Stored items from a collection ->

^^^^^^^^

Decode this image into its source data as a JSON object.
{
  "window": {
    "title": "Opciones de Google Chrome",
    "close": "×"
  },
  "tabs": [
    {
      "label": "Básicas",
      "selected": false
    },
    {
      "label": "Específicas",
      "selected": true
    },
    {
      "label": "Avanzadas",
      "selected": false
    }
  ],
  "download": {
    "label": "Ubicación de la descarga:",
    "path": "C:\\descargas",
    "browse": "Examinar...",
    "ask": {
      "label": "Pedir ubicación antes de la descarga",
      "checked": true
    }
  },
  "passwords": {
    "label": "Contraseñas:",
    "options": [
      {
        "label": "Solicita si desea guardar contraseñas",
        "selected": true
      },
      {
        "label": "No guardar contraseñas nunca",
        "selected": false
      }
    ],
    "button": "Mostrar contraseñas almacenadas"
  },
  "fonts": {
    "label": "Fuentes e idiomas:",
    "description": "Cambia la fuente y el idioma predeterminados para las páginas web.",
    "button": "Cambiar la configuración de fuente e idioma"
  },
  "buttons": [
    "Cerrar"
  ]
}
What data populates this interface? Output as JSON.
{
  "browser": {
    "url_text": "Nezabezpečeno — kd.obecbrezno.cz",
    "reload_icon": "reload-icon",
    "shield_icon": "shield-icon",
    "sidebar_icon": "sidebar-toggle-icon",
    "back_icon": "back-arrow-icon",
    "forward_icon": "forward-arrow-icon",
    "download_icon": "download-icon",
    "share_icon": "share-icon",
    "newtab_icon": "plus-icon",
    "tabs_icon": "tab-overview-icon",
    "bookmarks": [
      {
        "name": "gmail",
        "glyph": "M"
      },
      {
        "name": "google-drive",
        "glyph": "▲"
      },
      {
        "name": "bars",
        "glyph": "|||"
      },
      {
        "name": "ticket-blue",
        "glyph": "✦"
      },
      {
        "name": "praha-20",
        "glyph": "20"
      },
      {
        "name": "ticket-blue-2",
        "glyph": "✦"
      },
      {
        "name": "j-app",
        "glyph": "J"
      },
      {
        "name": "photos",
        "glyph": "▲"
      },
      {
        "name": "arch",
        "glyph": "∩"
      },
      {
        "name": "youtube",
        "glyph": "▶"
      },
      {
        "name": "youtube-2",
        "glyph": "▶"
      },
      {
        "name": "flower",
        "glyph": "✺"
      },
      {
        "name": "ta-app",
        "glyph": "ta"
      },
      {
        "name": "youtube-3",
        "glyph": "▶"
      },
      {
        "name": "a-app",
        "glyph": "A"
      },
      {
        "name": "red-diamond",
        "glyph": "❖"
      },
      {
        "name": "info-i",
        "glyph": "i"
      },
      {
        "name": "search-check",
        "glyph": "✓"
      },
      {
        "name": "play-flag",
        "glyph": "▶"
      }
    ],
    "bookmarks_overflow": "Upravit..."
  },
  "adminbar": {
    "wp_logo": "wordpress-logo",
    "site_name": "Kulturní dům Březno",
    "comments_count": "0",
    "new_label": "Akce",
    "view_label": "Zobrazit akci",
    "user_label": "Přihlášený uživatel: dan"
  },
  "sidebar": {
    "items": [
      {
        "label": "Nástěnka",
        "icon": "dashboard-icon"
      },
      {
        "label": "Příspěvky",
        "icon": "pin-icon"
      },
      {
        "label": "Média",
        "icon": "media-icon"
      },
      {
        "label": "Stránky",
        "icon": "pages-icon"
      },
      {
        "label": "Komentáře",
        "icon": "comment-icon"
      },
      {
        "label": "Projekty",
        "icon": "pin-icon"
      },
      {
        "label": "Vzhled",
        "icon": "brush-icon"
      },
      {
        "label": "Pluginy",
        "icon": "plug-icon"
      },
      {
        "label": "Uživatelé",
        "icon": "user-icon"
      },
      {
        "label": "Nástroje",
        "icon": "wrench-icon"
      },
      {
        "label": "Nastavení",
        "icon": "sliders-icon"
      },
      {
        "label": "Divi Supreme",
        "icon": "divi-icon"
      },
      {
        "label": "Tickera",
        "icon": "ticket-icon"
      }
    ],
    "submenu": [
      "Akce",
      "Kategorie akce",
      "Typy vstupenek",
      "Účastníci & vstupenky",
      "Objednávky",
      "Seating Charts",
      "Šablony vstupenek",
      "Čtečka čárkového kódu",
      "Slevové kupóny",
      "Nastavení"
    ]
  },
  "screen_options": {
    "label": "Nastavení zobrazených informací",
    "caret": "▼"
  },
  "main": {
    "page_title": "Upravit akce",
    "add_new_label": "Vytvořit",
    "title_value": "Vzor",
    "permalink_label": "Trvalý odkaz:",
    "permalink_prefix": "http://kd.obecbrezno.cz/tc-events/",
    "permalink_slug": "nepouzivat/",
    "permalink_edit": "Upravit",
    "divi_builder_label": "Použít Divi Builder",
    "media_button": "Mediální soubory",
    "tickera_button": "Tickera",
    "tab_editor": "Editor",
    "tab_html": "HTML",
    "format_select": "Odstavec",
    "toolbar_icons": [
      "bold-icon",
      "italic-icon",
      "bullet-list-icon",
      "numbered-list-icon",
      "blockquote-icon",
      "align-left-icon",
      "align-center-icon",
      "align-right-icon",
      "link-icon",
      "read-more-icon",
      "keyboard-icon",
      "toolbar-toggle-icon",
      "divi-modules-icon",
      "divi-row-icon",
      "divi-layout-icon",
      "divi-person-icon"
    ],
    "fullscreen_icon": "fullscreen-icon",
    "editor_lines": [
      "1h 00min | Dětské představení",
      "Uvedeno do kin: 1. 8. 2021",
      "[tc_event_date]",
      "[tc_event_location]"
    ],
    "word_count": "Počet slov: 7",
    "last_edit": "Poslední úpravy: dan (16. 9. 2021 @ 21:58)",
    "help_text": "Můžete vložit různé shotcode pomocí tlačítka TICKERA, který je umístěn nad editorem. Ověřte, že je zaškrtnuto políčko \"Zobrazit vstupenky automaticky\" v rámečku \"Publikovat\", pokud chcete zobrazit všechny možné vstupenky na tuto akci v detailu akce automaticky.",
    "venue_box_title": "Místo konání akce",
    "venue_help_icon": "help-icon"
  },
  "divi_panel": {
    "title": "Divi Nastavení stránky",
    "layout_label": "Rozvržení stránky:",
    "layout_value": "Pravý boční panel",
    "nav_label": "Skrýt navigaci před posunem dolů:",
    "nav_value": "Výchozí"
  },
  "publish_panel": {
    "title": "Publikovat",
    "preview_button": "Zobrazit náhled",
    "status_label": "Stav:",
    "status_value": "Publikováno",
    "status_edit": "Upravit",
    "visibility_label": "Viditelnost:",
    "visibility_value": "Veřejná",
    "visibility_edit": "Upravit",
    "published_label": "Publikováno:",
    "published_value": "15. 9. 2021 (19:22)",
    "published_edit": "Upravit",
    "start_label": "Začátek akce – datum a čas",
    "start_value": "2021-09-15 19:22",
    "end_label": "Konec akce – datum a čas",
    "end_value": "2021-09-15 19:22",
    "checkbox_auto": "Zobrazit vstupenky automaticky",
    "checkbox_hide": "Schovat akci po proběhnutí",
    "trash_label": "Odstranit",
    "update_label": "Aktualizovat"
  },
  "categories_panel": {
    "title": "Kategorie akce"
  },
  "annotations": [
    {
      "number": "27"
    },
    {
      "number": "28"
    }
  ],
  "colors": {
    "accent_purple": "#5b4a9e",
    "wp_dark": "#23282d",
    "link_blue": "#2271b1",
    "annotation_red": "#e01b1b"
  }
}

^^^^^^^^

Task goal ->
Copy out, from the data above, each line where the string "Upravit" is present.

Final answer ->
    "bookmarks_overflow": "Upravit..."
    "page_title": "Upravit akce",
    "permalink_edit": "Upravit",
    "status_edit": "Upravit",
    "visibility_edit": "Upravit",
    "published_edit": "Upravit",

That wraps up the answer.